"Our processors told us last week that they would have three to four weeks’ capacity to handle the extra milk at the moment," he explained.
"After that you know we do have the GB market, for example, there are 65 million people, there’s a lot of milk consumed there."
William Irvine is the seventh generation of his family to farm dairy cattle in the Mountnorris area of south Armagh.
He also rejects any suggestion that a large scale cull will be necessary and warns that such a move would have serious long-term consequences.
"It takes years, the dairy farmer herd of cows is generations of breeding and once you cull it they are gone," he said.
"It would take a lifetime to get it back to that again."
The last large scale cull of farm animals was in 2001 after a widespread outbreak of foot-and-mouth disease in Ireland and the UK.

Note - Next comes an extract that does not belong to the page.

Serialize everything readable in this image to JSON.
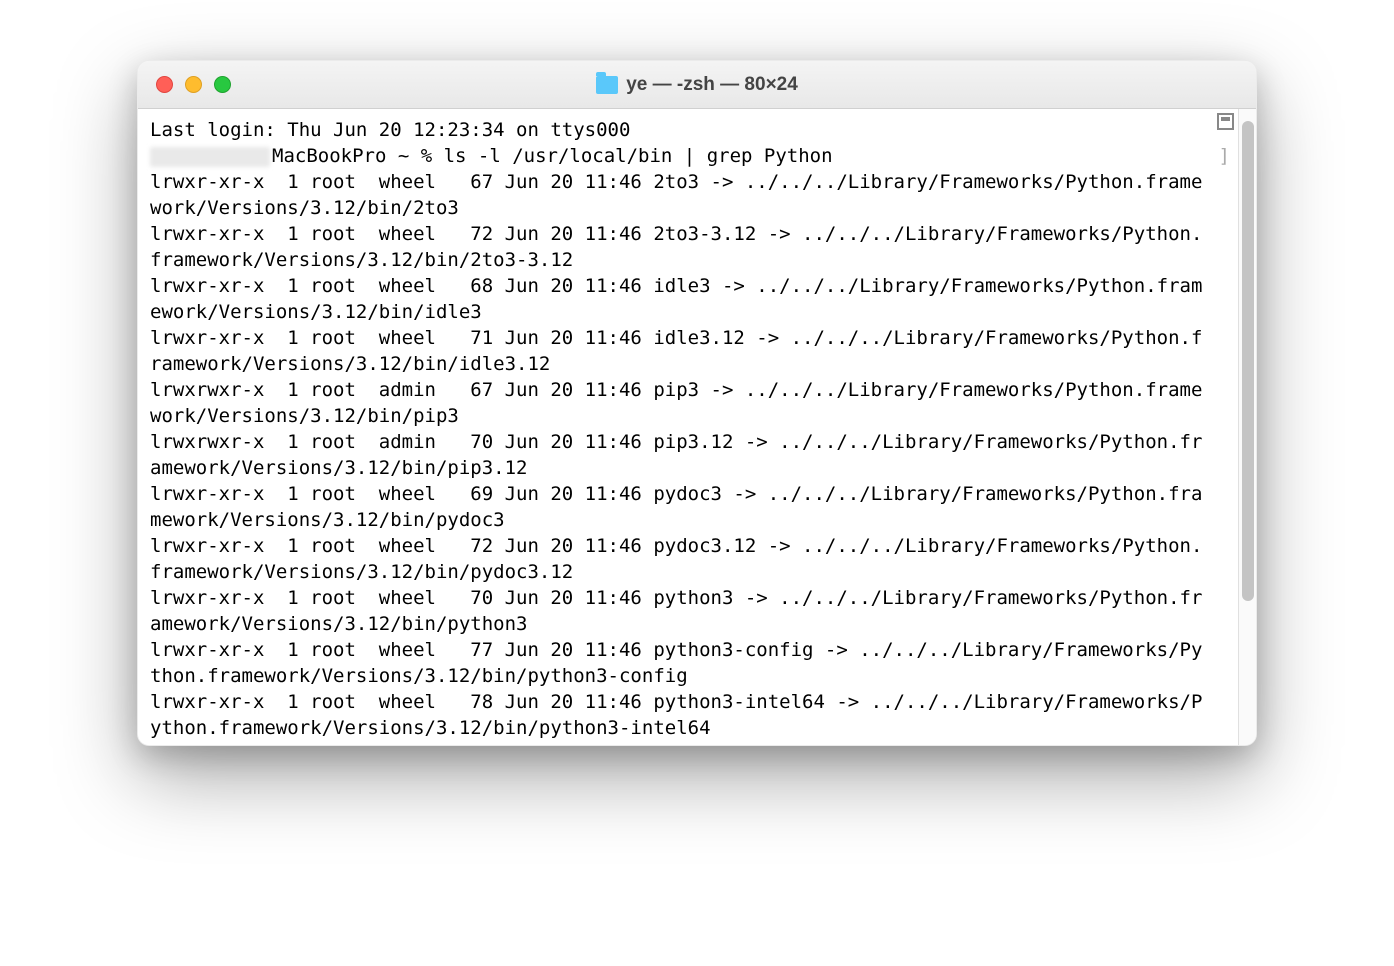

Government officials say there are currently no plans for a cull and they remain confident they scenario.
No return to destruction of 2001 - dairy expert

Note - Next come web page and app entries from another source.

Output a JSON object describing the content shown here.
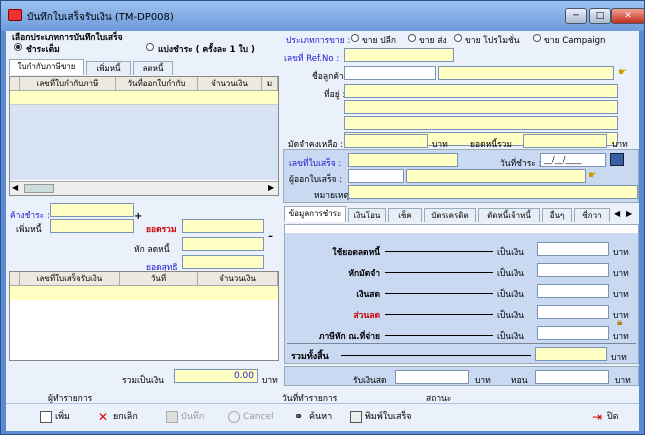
{
  "window": {
    "title": "บันทึกใบเสร็จรับเงิน (TM-DP008)",
    "min": "─",
    "max": "□",
    "close": "✕"
  },
  "record_type": {
    "label": "เลือกประเภทการบันทึกใบเสร็จ",
    "opt1": "ชำระเต็ม",
    "opt2": "แบ่งชำระ ( ครั้งละ 1 ใบ )"
  },
  "left_tabs": [
    "ใบกำกับภาษีขาย",
    "เพิ่มหนี้",
    "ลดหนี้"
  ],
  "invoice_grid": {
    "headers": [
      "เลขที่ใบกำกับภาษี",
      "วันที่ออกใบกำกับ",
      "จำนวนเงิน",
      "ม"
    ]
  },
  "sales_type": {
    "label": "ประเภทการขาย :",
    "opts": [
      "ขาย ปลีก",
      "ขาย ส่ง",
      "ขาย โปรโมชั่น",
      "ขาย Campaign"
    ]
  },
  "customer": {
    "ref_label": "เลขที่ Ref.No :",
    "name_label": "ชื่อลูกค้า :",
    "addr_label": "ที่อยู่ :",
    "deposit_label": "มัดจำคงเหลือ :",
    "baht": "บาท",
    "debt_label": "ยอดหนี้รวม"
  },
  "receipt": {
    "no_label": "เลขที่ใบเสร็จ :",
    "date_label": "วันที่ชำระ :",
    "date_value": "__/__/____",
    "issuer_label": "ผู้ออกใบเสร็จ :",
    "note_label": "หมายเหตุ :"
  },
  "pay": {
    "due_label": "ค้างชำระ :",
    "add_label": "เพิ่มหนี้",
    "total_label": "ยอดรวม",
    "discount_label": "หัก ลดหนี้",
    "net_label": "ยอดสุทธิ",
    "plus": "+",
    "minus": "–"
  },
  "receipt_grid": {
    "headers": [
      "เลขที่ใบเสร็จรับเงิน",
      "วันที่",
      "จำนวนเงิน"
    ]
  },
  "right_tabs": [
    "ข้อมูลการชำระ",
    "เงินโอน",
    "เช็ค",
    "บัตรเครดิต",
    "ตัดหนี้เจ้าหนี้",
    "อื่นๆ",
    "ซี่กวา"
  ],
  "payment_rows": [
    {
      "label": "ใช้ยอดลดหนี้",
      "as": "เป็นเงิน",
      "baht": "บาท"
    },
    {
      "label": "หักมัดจำ",
      "as": "เป็นเงิน",
      "baht": "บาท"
    },
    {
      "label": "เงินสด",
      "as": "เป็นเงิน",
      "baht": "บาท"
    },
    {
      "label": "ส่วนลด",
      "as": "เป็นเงิน",
      "baht": "บาท"
    },
    {
      "label": "ภาษีหัก ณ.ที่จ่าย",
      "as": "เป็นเงิน",
      "baht": "บาท"
    }
  ],
  "grand_total": {
    "label": "รวมทั้งสิ้น",
    "baht": "บาท"
  },
  "bottom": {
    "sum_label": "รวมเป็นเงิน",
    "sum_value": "0.00",
    "baht": "บาท",
    "cash_label": "รับเงินสด",
    "baht2": "บาท",
    "change_label": "ทอน",
    "baht3": "บาท"
  },
  "footer": {
    "creator_label": "ผู้ทำรายการ",
    "date_label": "วันที่ทำรายการ",
    "status_label": "สถานะ"
  },
  "toolbar": {
    "add": "เพิ่ม",
    "cancel_edit": "ยกเลิก",
    "save": "บันทึก",
    "cancel": "Cancel",
    "search": "ค้นหา",
    "print": "พิมพ์ใบเสร็จ",
    "close": "ปิด"
  }
}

An Irish dairy expert has said that should a major cull take place, we would not see a return to destruction of livestock seen during the foot-and-mouth crisis.
Professor Karina Pierce stressed that any potential cull would be different to the foot-and-mouth crisis of 2001.

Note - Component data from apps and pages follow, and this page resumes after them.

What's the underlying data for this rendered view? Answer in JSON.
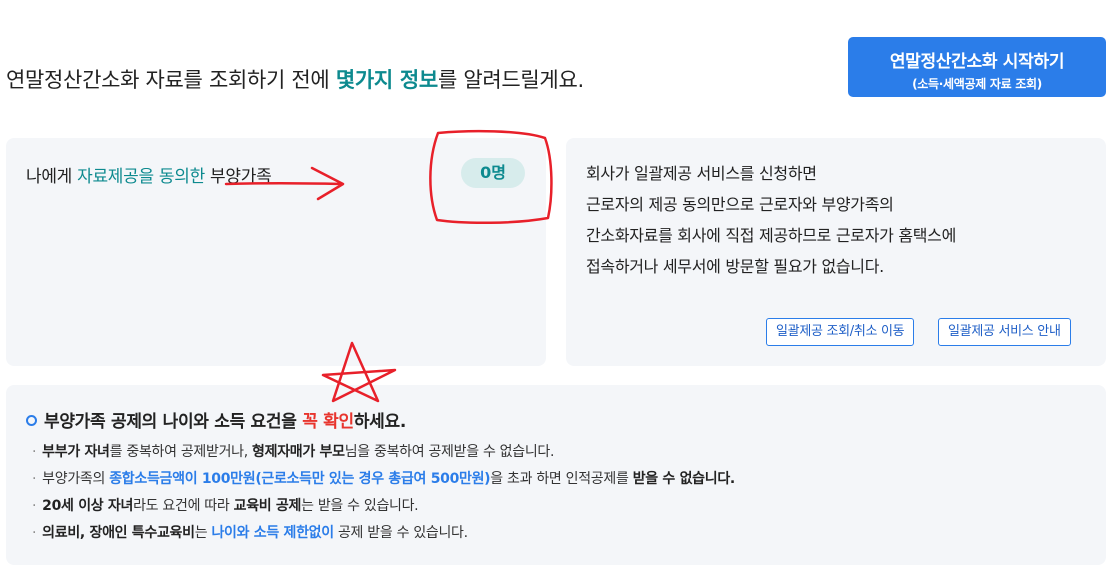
{
  "header": {
    "headline_pre": "연말정산간소화 자료를 조회하기 전에 ",
    "headline_highlight": "몇가지 정보",
    "headline_post": "를 알려드릴게요."
  },
  "start_button": {
    "label": "연말정산간소화 시작하기",
    "sublabel": "(소득·세액공제 자료 조회)"
  },
  "consent_panel": {
    "label_pre": "나에게 ",
    "label_highlight": "자료제공을 동의한",
    "label_post": " 부양가족",
    "count": "0명"
  },
  "info_panel": {
    "lines": [
      "회사가 일괄제공 서비스를 신청하면",
      "근로자의 제공 동의만으로 근로자와 부양가족의",
      "간소화자료를 회사에 직접 제공하므로 근로자가 홈택스에",
      "접속하거나 세무서에 방문할 필요가 없습니다."
    ],
    "buttons": [
      "일괄제공 조회/취소 이동",
      "일괄제공 서비스 안내"
    ]
  },
  "notice": {
    "title_pre": "부양가족 공제의 나이와 소득 요건을 ",
    "title_red": "꼭 확인",
    "title_post": "하세요.",
    "items": [
      {
        "b1": "부부가 자녀",
        "t1": "를 중복하여 공제받거나, ",
        "b2": "형제자매가 부모",
        "t2": "님을 중복하여 공제받을 수 없습니다."
      },
      {
        "t0": "부양가족의 ",
        "blue": "종합소득금액이 100만원(근로소득만 있는 경우 총급여 500만원)",
        "t1": "을 초과 하면 인적공제를 ",
        "b1": "받을 수 없습니다."
      },
      {
        "b1": "20세 이상 자녀",
        "t1": "라도 요건에 따라 ",
        "b2": "교육비 공제",
        "t2": "는 받을 수 있습니다."
      },
      {
        "b1": "의료비, 장애인 특수교육비",
        "t1": "는 ",
        "blue": "나이와 소득 제한없이",
        "t2": " 공제 받을 수 있습니다."
      }
    ]
  },
  "colors": {
    "teal": "#0d8a8f",
    "blue": "#2b7de9",
    "red": "#e8352e",
    "annotation_red": "#e8202a",
    "panel_bg": "#f4f6f9"
  }
}
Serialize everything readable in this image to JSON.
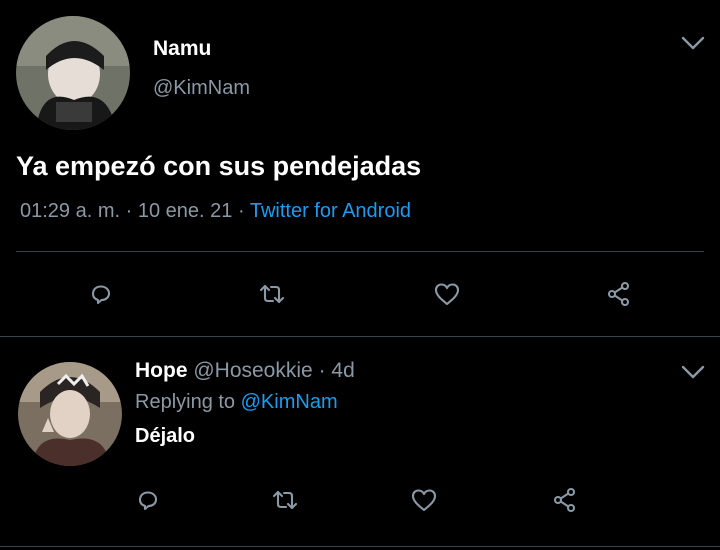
{
  "main_tweet": {
    "author_name": "Namu",
    "handle": "@KimNam",
    "text": "Ya empezó con sus pendejadas",
    "time": "01:29 a. m.",
    "sep1": "·",
    "date": "10 ene. 21",
    "sep2": "·",
    "source": "Twitter for Android"
  },
  "reply": {
    "author_name": "Hope",
    "handle": "@Hoseokkie",
    "sep": "·",
    "age": "4d",
    "replying_label": "Replying to",
    "replying_to": "@KimNam",
    "text": "Déjalo"
  },
  "colors": {
    "background": "#000000",
    "muted": "#8b98a5",
    "accent": "#1d9bf0",
    "divider": "#38444d"
  },
  "icons": [
    "chevron-down-icon",
    "reply-icon",
    "retweet-icon",
    "like-icon",
    "share-icon"
  ]
}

The Associate Professor of Dairy Production in the School of Agriculture and Food Science at UCD said that any decision on what would happen would be decided by the market over time.
During the 2001 outbreak, more than six million cows and sheep were killed to halt the spread of the disease.
It saw thousands of animals culled on the island of Ireland and generated distressing images of animals being destroyed.
Prof Pierce said: "What was indicated [in the report] was the particular difficulty it poses for farmers in Northern Ireland in the case of milk production where about a third of Northern Irish milk, which is somewhere around 700 or 800 million litres is processed in the south annually, which is equivalent to about 10% of the milk in Ireland, so it is quite significant for the whole island.
"If tariffs were to apply in the case of a no-deal Brexit that means that the bringing of that milk from north to south could be very uneconomical.
"If there wasn't a market for the product, the herd size and the milk output in the north, one possibility is that it would have to reduce to respond to that changed market.
"A cull or a reduction in the size of the herd in Northern Ireland would not be a popular decision, so you'd imagine that the UK in their no-Brexit discussions is discussing the possibility of that milk moving to mainland UK.
"But we haven't heard too much on this other than the negotiators were very quick to come out this morning to say that a reduction of the herd there wasn't something they were anticipating. So, they are obviously planning for another outlet to open for that milk if it can no longer come south."
The foot-and-mouth cull in 2001 is not the only one to have taken place in Europe.
Since 2016, a national dairy cull has been slowly taking place in the Netherlands to reduce the country's phosphate production from livestock manure.
According to provisional figures by Statistics Netherlands, between 1 January 2017 and 31 December 2018, the number of dairy cows there were reduced by 190,000 - 11% of the country's national herd.
Additional reporting Mark O'Flynn